* [Work instructions]: The expected output is every entry, repeated exactly.

* [Items from an interface collection]:

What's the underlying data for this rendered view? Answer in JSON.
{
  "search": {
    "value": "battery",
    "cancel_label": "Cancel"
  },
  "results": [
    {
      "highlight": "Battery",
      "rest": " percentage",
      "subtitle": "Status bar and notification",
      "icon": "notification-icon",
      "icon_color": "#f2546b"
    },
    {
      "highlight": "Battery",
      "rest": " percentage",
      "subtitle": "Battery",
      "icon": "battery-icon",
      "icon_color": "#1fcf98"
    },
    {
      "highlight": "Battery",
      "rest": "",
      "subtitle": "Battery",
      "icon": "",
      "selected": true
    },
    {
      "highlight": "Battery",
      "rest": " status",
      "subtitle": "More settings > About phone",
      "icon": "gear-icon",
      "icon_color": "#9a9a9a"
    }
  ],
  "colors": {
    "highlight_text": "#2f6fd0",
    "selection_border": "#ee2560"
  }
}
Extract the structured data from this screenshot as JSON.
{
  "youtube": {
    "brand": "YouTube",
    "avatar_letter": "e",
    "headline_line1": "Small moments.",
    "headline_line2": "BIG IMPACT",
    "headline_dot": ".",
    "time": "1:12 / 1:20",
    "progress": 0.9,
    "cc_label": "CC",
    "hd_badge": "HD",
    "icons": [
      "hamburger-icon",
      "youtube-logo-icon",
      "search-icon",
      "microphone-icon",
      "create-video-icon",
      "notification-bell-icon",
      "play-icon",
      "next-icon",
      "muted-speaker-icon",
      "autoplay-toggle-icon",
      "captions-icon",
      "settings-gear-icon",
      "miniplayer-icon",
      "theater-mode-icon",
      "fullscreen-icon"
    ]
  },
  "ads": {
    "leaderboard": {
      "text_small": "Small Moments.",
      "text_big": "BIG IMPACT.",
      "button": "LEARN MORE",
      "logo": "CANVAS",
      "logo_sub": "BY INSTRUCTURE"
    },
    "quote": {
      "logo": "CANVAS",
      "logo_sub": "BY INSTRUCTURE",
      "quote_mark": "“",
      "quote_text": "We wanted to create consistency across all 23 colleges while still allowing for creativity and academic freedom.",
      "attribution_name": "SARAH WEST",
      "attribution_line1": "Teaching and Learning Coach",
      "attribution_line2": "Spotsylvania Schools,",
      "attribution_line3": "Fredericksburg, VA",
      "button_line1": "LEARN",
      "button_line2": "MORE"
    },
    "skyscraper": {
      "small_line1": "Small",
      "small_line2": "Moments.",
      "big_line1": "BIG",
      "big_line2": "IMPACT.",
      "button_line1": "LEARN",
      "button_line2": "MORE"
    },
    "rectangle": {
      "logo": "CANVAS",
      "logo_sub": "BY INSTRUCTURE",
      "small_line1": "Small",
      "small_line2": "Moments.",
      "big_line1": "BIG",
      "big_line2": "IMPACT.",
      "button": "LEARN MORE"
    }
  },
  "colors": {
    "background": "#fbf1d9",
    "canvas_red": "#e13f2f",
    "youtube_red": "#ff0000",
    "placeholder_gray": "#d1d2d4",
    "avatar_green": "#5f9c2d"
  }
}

* [Worked solution]:
What's the underlying data for this rendered view? Answer in JSON.
{
  "search": {
    "value": "battery",
    "cancel_label": "Cancel"
  },
  "results": [
    {
      "highlight": "Battery",
      "rest": " percentage",
      "subtitle": "Status bar and notification",
      "icon": "notification-icon",
      "icon_color": "#f2546b"
    },
    {
      "highlight": "Battery",
      "rest": " percentage",
      "subtitle": "Battery",
      "icon": "battery-icon",
      "icon_color": "#1fcf98"
    },
    {
      "highlight": "Battery",
      "rest": "",
      "subtitle": "Battery",
      "icon": "",
      "selected": true
    },
    {
      "highlight": "Battery",
      "rest": " status",
      "subtitle": "More settings > About phone",
      "icon": "gear-icon",
      "icon_color": "#9a9a9a"
    }
  ],
  "colors": {
    "highlight_text": "#2f6fd0",
    "selection_border": "#ee2560"
  }
}
Extract the structured data from this screenshot as JSON.
{
  "youtube": {
    "brand": "YouTube",
    "avatar_letter": "e",
    "headline_line1": "Small moments.",
    "headline_line2": "BIG IMPACT",
    "headline_dot": ".",
    "time": "1:12 / 1:20",
    "progress": 0.9,
    "cc_label": "CC",
    "hd_badge": "HD",
    "icons": [
      "hamburger-icon",
      "youtube-logo-icon",
      "search-icon",
      "microphone-icon",
      "create-video-icon",
      "notification-bell-icon",
      "play-icon",
      "next-icon",
      "muted-speaker-icon",
      "autoplay-toggle-icon",
      "captions-icon",
      "settings-gear-icon",
      "miniplayer-icon",
      "theater-mode-icon",
      "fullscreen-icon"
    ]
  },
  "ads": {
    "leaderboard": {
      "text_small": "Small Moments.",
      "text_big": "BIG IMPACT.",
      "button": "LEARN MORE",
      "logo": "CANVAS",
      "logo_sub": "BY INSTRUCTURE"
    },
    "quote": {
      "logo": "CANVAS",
      "logo_sub": "BY INSTRUCTURE",
      "quote_mark": "“",
      "quote_text": "We wanted to create consistency across all 23 colleges while still allowing for creativity and academic freedom.",
      "attribution_name": "SARAH WEST",
      "attribution_line1": "Teaching and Learning Coach",
      "attribution_line2": "Spotsylvania Schools,",
      "attribution_line3": "Fredericksburg, VA",
      "button_line1": "LEARN",
      "button_line2": "MORE"
    },
    "skyscraper": {
      "small_line1": "Small",
      "small_line2": "Moments.",
      "big_line1": "BIG",
      "big_line2": "IMPACT.",
      "button_line1": "LEARN",
      "button_line2": "MORE"
    },
    "rectangle": {
      "logo": "CANVAS",
      "logo_sub": "BY INSTRUCTURE",
      "small_line1": "Small",
      "small_line2": "Moments.",
      "big_line1": "BIG",
      "big_line2": "IMPACT.",
      "button": "LEARN MORE"
    }
  },
  "colors": {
    "background": "#fbf1d9",
    "canvas_red": "#e13f2f",
    "youtube_red": "#ff0000",
    "placeholder_gray": "#d1d2d4",
    "avatar_green": "#5f9c2d"
  }
}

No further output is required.